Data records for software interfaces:
++++++++

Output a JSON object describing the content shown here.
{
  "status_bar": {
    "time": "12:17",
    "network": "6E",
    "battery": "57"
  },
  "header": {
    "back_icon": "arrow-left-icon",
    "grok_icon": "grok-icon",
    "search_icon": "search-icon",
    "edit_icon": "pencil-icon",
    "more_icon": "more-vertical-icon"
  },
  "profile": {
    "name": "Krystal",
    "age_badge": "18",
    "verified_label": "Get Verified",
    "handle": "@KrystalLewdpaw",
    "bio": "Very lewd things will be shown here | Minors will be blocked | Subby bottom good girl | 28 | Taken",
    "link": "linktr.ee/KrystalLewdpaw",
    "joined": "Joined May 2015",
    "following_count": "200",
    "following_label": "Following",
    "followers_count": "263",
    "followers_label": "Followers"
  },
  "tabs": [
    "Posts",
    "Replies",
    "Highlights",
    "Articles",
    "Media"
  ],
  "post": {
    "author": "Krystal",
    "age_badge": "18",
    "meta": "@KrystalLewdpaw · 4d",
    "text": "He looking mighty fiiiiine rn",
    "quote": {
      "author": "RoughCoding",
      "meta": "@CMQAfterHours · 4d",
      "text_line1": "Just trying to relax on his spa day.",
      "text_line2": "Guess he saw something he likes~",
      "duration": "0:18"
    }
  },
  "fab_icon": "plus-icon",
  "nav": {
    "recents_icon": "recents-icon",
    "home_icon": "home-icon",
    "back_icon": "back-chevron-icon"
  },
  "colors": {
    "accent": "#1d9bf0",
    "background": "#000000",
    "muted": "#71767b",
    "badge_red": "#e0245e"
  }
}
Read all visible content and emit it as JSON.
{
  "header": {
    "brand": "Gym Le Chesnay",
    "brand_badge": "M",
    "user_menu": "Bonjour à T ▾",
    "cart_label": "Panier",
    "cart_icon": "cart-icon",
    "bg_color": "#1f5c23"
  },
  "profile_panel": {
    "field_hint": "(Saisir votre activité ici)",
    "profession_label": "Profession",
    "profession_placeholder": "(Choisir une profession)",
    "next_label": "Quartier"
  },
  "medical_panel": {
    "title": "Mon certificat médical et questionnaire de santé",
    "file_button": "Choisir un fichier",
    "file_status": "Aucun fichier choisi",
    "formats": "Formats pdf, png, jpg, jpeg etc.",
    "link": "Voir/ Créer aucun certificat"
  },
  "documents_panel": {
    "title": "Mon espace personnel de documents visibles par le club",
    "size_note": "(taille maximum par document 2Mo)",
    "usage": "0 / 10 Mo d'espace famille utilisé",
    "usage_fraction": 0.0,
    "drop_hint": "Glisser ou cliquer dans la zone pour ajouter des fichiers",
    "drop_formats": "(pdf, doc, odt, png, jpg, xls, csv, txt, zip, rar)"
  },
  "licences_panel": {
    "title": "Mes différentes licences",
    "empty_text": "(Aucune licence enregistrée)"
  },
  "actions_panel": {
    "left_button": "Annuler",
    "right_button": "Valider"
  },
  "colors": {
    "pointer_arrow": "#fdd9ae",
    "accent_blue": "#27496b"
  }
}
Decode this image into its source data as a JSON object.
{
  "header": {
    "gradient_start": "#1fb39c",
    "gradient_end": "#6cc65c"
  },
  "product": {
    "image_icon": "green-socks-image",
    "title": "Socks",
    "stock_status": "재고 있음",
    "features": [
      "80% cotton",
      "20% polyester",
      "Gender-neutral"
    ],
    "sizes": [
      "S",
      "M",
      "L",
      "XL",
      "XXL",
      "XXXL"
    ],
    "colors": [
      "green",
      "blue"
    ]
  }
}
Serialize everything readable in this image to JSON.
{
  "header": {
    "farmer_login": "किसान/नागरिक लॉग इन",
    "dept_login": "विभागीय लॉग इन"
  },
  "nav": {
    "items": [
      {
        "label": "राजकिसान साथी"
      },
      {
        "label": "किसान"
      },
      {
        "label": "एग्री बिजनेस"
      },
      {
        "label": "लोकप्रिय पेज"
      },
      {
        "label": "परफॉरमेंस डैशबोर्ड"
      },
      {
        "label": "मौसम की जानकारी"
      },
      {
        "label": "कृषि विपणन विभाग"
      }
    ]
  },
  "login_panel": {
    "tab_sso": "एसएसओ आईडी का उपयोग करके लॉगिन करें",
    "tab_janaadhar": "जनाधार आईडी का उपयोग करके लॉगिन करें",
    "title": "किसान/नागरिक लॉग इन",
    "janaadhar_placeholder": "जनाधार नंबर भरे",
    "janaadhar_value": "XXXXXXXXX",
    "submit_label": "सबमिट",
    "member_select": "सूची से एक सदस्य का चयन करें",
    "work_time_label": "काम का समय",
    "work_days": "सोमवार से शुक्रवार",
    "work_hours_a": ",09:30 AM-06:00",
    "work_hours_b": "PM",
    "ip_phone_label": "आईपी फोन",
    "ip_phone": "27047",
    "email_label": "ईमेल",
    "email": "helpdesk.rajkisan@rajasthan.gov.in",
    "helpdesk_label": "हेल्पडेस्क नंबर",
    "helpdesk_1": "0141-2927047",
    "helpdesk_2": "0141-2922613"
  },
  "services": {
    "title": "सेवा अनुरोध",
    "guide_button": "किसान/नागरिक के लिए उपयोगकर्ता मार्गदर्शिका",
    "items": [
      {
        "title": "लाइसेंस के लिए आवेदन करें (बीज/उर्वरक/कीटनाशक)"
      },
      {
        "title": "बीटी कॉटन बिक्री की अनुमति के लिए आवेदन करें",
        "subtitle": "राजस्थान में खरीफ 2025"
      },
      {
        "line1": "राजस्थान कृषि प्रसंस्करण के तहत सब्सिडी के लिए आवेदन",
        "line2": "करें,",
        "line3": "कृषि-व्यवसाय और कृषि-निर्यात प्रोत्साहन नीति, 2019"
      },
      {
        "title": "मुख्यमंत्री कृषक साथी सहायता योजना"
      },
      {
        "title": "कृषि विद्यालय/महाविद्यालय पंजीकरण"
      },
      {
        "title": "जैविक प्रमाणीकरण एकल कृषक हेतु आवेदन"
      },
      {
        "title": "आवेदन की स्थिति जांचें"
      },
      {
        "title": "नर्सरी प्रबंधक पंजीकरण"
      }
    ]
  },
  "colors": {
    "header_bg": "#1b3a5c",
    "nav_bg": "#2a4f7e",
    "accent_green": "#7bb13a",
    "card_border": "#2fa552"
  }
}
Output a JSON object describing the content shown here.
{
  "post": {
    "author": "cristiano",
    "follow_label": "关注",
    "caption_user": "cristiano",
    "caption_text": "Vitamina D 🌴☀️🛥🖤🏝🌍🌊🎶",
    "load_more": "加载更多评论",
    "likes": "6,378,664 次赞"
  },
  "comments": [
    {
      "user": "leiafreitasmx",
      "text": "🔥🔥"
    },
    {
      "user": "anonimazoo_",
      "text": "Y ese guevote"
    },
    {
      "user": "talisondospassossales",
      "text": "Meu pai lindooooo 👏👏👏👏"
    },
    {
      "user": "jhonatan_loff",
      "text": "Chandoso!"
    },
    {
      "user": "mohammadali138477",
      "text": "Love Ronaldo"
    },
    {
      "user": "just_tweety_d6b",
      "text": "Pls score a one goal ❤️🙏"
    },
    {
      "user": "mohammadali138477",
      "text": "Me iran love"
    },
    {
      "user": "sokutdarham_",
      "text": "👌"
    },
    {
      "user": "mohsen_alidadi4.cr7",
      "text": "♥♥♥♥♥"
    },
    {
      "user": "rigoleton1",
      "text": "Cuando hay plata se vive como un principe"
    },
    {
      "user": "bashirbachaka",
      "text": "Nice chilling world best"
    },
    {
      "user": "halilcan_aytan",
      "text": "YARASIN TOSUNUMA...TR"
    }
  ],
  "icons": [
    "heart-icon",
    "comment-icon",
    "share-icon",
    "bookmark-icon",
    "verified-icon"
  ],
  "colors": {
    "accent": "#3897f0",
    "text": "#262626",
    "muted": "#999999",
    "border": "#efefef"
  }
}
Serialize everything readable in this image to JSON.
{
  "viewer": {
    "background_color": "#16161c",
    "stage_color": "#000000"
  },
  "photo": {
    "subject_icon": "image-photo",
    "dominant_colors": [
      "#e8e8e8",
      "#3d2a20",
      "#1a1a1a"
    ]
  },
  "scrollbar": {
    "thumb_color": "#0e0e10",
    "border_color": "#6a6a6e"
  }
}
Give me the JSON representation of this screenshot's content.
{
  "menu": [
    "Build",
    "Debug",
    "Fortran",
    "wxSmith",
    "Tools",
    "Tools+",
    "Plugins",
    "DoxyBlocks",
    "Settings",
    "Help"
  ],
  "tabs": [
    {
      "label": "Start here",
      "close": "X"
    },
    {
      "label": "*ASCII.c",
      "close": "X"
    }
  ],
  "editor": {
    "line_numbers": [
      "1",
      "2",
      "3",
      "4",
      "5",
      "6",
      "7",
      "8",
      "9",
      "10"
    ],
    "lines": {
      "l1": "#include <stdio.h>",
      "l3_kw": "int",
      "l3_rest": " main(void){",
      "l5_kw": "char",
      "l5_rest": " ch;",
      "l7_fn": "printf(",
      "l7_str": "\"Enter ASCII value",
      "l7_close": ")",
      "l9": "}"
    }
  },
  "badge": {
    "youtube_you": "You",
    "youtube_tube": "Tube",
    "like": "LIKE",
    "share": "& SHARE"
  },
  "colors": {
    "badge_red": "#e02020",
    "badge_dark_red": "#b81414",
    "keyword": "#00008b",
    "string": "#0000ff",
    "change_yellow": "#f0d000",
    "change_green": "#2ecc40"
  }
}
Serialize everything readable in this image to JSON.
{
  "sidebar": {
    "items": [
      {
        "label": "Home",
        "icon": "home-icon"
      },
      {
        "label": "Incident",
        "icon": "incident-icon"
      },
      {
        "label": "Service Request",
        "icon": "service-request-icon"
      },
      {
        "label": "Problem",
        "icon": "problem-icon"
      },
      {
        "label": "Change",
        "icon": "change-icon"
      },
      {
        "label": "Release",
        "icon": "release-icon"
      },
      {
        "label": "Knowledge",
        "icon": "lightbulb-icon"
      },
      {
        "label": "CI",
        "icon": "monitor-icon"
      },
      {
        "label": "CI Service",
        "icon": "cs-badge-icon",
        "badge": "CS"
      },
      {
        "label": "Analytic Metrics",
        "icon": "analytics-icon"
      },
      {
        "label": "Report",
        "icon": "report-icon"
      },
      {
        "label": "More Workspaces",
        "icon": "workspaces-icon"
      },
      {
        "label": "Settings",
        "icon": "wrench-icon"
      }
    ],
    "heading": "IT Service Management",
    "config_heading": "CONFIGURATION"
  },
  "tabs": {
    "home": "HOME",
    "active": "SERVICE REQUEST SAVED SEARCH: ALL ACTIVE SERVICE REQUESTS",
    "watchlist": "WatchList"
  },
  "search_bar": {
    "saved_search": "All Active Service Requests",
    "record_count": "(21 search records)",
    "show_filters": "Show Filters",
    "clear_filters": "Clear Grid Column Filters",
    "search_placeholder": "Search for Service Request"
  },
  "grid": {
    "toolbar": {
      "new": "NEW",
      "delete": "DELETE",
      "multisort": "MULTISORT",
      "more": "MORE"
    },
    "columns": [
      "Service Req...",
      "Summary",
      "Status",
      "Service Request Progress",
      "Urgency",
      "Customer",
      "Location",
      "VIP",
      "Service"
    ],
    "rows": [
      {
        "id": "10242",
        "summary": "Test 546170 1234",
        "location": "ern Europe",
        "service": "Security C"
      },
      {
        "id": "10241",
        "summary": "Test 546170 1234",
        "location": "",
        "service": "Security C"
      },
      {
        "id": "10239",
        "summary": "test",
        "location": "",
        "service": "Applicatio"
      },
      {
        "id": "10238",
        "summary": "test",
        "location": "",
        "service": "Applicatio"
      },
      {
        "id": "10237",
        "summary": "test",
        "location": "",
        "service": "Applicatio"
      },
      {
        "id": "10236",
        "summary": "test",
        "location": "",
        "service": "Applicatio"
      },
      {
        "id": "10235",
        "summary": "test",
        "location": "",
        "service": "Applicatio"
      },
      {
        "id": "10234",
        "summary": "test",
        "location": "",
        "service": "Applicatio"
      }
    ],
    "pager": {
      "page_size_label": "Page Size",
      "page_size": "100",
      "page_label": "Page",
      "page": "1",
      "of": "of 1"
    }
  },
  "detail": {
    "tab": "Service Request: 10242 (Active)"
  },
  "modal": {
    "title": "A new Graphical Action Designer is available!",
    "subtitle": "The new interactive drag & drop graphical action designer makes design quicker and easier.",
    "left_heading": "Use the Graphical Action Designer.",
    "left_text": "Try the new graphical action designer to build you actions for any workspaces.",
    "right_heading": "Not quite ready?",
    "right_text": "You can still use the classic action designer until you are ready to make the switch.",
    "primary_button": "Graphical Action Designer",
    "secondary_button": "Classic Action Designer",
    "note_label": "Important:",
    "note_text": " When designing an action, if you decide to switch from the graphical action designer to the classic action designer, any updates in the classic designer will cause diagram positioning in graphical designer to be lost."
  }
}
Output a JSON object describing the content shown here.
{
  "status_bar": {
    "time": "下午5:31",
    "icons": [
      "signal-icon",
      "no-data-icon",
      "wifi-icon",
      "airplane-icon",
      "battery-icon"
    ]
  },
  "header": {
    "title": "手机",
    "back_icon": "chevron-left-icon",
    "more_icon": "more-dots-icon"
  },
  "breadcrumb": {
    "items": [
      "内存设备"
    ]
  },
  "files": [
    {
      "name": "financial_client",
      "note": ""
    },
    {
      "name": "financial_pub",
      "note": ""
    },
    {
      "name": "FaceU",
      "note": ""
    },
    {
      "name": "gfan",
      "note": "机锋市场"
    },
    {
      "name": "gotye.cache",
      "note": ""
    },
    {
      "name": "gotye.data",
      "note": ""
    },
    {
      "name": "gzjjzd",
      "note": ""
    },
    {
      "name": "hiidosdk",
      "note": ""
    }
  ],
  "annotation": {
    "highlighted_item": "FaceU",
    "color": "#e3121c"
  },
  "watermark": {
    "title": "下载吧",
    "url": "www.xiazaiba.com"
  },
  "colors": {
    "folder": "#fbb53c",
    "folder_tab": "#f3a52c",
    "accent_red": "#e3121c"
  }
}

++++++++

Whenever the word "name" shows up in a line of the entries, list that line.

RESULT OF THE EXERCISE:
    "name": "Krystal",
      "name": "financial_client",
      "name": "financial_pub",
      "name": "FaceU",
      "name": "gfan",
      "name": "gotye.cache",
      "name": "gotye.data",
      "name": "gzjjzd",
      "name": "hiidosdk",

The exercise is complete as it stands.